We editorialized about the speech on Tuesday.
In the editorial we noted that Oaks urged members of the church to be respectful when defending church teachings or debating topics such as gay marriage. But he also said this in regards to atheism: “Atheism has always been hostile to religion, such as in its arguments that freedom of or for religion should include freedom from religion. Atheism’s threat rises as its proponents grow in numbers and aggressiveness.”
Clearly Oaks sees so-called militant atheism as a catalyst for secular efforts to delegitimize religious arguments from public policy debates.
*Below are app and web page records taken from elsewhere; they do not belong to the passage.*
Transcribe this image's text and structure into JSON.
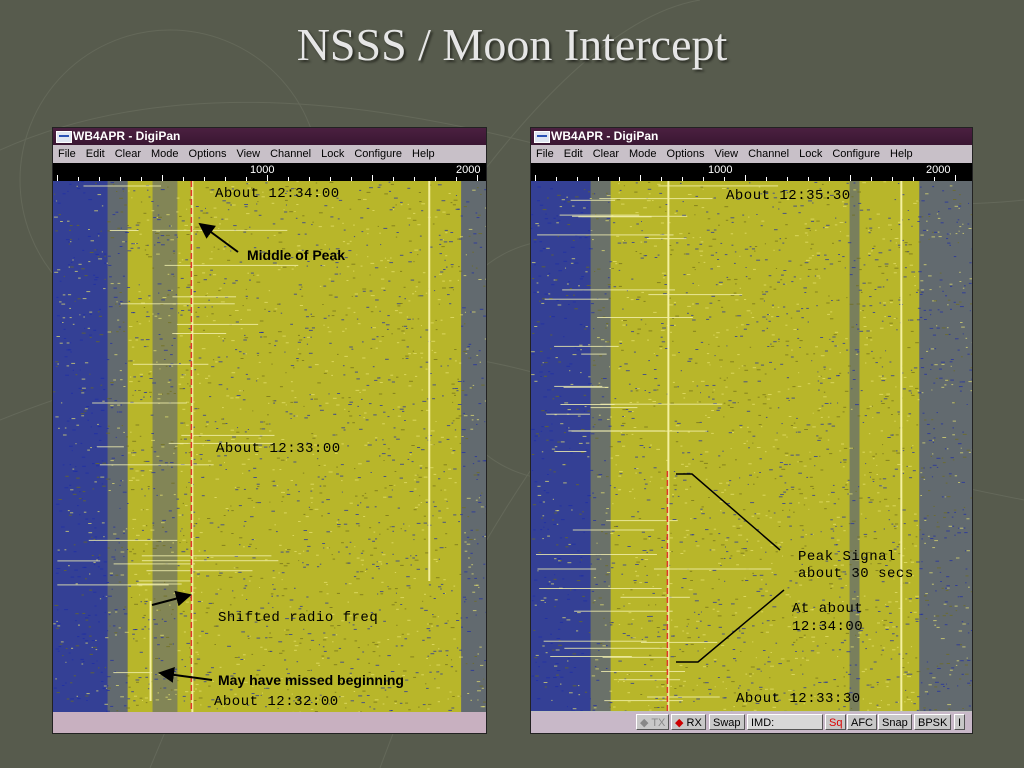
{
  "slide": {
    "title": "NSSS / Moon Intercept"
  },
  "windows": [
    {
      "title": "WB4APR - DigiPan",
      "menu": [
        "File",
        "Edit",
        "Clear",
        "Mode",
        "Options",
        "View",
        "Channel",
        "Lock",
        "Configure",
        "Help"
      ],
      "ruler": [
        "1000",
        "2000"
      ],
      "annotations": {
        "t1": "About 12:34:00",
        "peak": "Middle of Peak",
        "t2": "About 12:33:00",
        "shifted": "Shifted radio freq",
        "missed": "May have missed beginning",
        "t3": "About 12:32:00"
      }
    },
    {
      "title": "WB4APR - DigiPan",
      "menu": [
        "File",
        "Edit",
        "Clear",
        "Mode",
        "Options",
        "View",
        "Channel",
        "Lock",
        "Configure",
        "Help"
      ],
      "ruler": [
        "1000",
        "2000"
      ],
      "annotations": {
        "t1": "About 12:35:30",
        "peak1": "Peak Signal",
        "peak2": "about 30 secs",
        "at1": "At about",
        "at2": "12:34:00",
        "t3": "About 12:33:30"
      },
      "status": {
        "tx": "TX",
        "rx": "RX",
        "swap": "Swap",
        "imd": "IMD:",
        "sq": "Sq",
        "afc": "AFC",
        "snap": "Snap",
        "bpsk": "BPSK",
        "extra": "I"
      }
    }
  ],
  "colors": {
    "waterfall_bg": "#b8b62a",
    "waterfall_noise": "#1c2ca8",
    "marker": "#e0362a",
    "carrier": "#f4f0a0"
  }
}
He worries that religious freedom of speech, guaranteed by the First Amendment, is under attack. I think that is the crux of Oaks’ concern, more than just a rehashing of the church’s position against gay marriage and subsequent harassment. Oaks, and by extension the LDS Church, are worried that faith, as an argument, will be deconstructed out of the Constitution in years ahead. That will lead, as mentioned, to religious arguments being derided or disqualified from public debate.